This is a cardinal mistake that many investors commit along the way. When you lose patience, you are forced to take short-term decisions that do not get with your long-term goals. In mutual fund investing it is time that works in your favor and not timing. Try to focus on maintaining discipline and keep your patience through the cycles of the market. You get the best returns if you keep patience through the market cycles.
Costs Matter, so Don't Lose Sight of Them

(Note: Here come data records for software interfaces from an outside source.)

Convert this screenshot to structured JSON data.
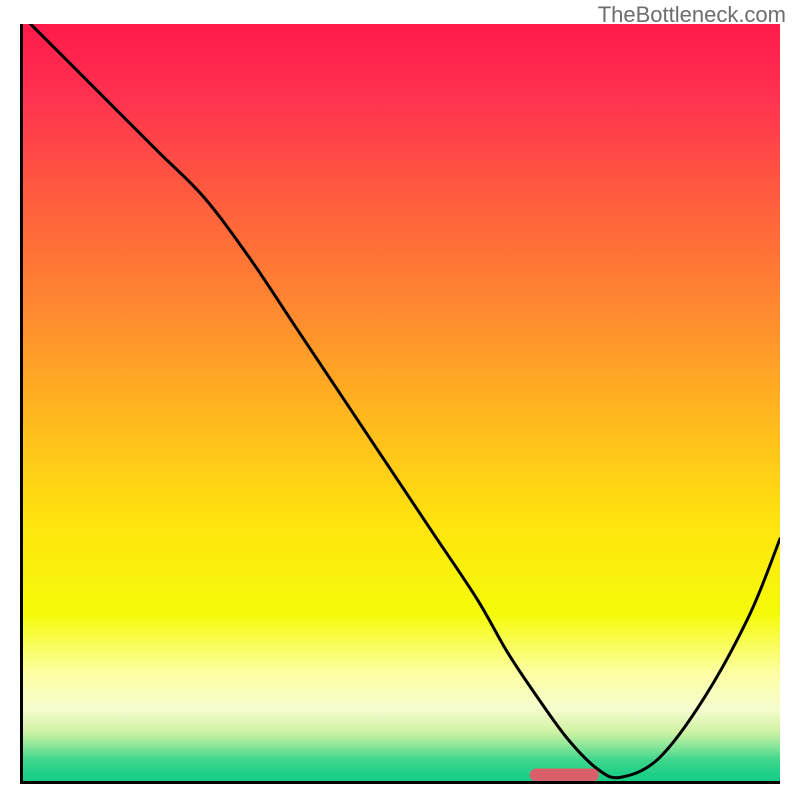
{
  "watermark": "TheBottleneck.com",
  "colors": {
    "line": "#000000",
    "marker_fill": "#d9606a",
    "marker_stroke": "#d9606a",
    "axis": "#000000"
  },
  "gradient_stops": [
    {
      "offset": 0.0,
      "color": "#ff1a4b"
    },
    {
      "offset": 0.1,
      "color": "#ff3350"
    },
    {
      "offset": 0.22,
      "color": "#ff593f"
    },
    {
      "offset": 0.38,
      "color": "#ff8a30"
    },
    {
      "offset": 0.52,
      "color": "#ffb81e"
    },
    {
      "offset": 0.66,
      "color": "#ffe40e"
    },
    {
      "offset": 0.78,
      "color": "#f5fb0a"
    },
    {
      "offset": 0.855,
      "color": "#fdffa0"
    },
    {
      "offset": 0.905,
      "color": "#f6fccf"
    },
    {
      "offset": 0.935,
      "color": "#d0f2a3"
    },
    {
      "offset": 0.955,
      "color": "#85e598"
    },
    {
      "offset": 0.972,
      "color": "#3fd78d"
    },
    {
      "offset": 0.99,
      "color": "#1fcf87"
    },
    {
      "offset": 1.0,
      "color": "#18cd85"
    }
  ],
  "chart_data": {
    "type": "line",
    "title": "",
    "xlabel": "",
    "ylabel": "",
    "xlim": [
      0,
      100
    ],
    "ylim": [
      0,
      100
    ],
    "x": [
      1,
      6,
      12,
      18,
      24,
      30,
      36,
      42,
      48,
      54,
      60,
      64,
      68,
      72,
      76,
      79,
      84,
      90,
      96,
      100
    ],
    "y": [
      100,
      95,
      89,
      83,
      77,
      69,
      60,
      51,
      42,
      33,
      24,
      17,
      11,
      5.5,
      1.5,
      0.5,
      3,
      11,
      22,
      32
    ],
    "marker": {
      "x_start": 67,
      "x_end": 76,
      "y": 0.8
    }
  }
}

At the end of the day, costs do matter. This is more so when it comes to debt fund and index funds where even a few basis points of cost saving can make a big difference to your effective returns. The cost must be a key consideration when you are adopting a passive strategy like ETFs, index funds, debt funds etc. Even when you are looking at equity funds, try to focus on the fund with the lowest TER (total expense ratio). As Warren Buffett also commented; costs do make a big difference in the long run to investors.
Diversify but Not Beyond a Point
Diversification is all about risk reduction. If all your money is in one or two asset classes then your portfolio returns are vulnerable to that particular theme. That is not a good idea when you are predicating your long-term goals on these investments. But diversification must be done intelligently. If you add the same kind of assets then you are doing risk substitution, not risk reduction. Risk reduction happens up to a certain number of assets. After that risk reduction plateaus!